I regularly listen to the Arms Control Wonk podcast and a recent episode caught my attention from several perspectives. The first is how the USAF strategic nuclear forces have become a career limiting profession. This is likely because tactical actions have become the highest priority due to various conflict locations. These actions are performed by USAF manned and drone or autonomous aircraft missions and get the most attention and therefor budget. This prioritization implies that strategic missions get pushed down the budget and interest stack. The podcast also noted that almost none of the interviewed missile launch control staff volunteered for their duty assignment indicating reduced interest in that area.
The second point is an unusual one in how people that have a “world ending” function can be managed and motivated. By that I mean if a missile launch officer trains to only perform one final function, that of launching an ICBM, then how can they be motivated and measured for every other day of their working career? Recent embarrassing episodes of cheating on exams surfaced some time ago and it is easy to see how tempting it can be to get perfect grades because there are very other other methods of judging progress in their job.
The podcast referenced a potential for changing ICBM payloads to conventional weapons thus allowing them to be used in current conflicts. This would be a substantial change in procedures, protocols and related hardware I would think and not taken lightly but it would allow them to be used and give involved personnel the opportunity to participate in current conflicts.

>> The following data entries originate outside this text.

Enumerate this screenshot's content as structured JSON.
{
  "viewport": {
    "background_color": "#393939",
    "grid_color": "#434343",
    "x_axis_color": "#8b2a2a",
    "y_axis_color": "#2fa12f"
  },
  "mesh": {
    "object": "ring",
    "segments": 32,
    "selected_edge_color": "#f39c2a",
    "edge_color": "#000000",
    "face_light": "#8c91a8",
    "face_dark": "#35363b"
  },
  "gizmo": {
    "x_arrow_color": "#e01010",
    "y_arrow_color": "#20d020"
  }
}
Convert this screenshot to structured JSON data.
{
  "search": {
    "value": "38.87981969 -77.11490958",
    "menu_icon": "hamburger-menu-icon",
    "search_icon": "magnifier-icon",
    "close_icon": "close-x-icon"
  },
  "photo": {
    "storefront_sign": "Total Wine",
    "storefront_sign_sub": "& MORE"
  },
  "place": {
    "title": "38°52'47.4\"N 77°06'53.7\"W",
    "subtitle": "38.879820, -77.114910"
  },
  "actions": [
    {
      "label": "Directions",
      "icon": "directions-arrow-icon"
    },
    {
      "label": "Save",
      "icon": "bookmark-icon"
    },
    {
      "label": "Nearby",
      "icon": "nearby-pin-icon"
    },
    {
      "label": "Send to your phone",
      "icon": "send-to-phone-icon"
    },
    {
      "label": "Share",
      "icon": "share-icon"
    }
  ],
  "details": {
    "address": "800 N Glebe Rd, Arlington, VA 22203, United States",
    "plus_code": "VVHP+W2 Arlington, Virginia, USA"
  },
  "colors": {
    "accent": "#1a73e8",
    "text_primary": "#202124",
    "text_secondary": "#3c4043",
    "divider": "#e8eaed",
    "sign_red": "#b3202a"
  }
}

The podcast episode can be found at armscontrolwonk.com/archive/5200/modernization-mountain-ash-carter-and-the-aging-triad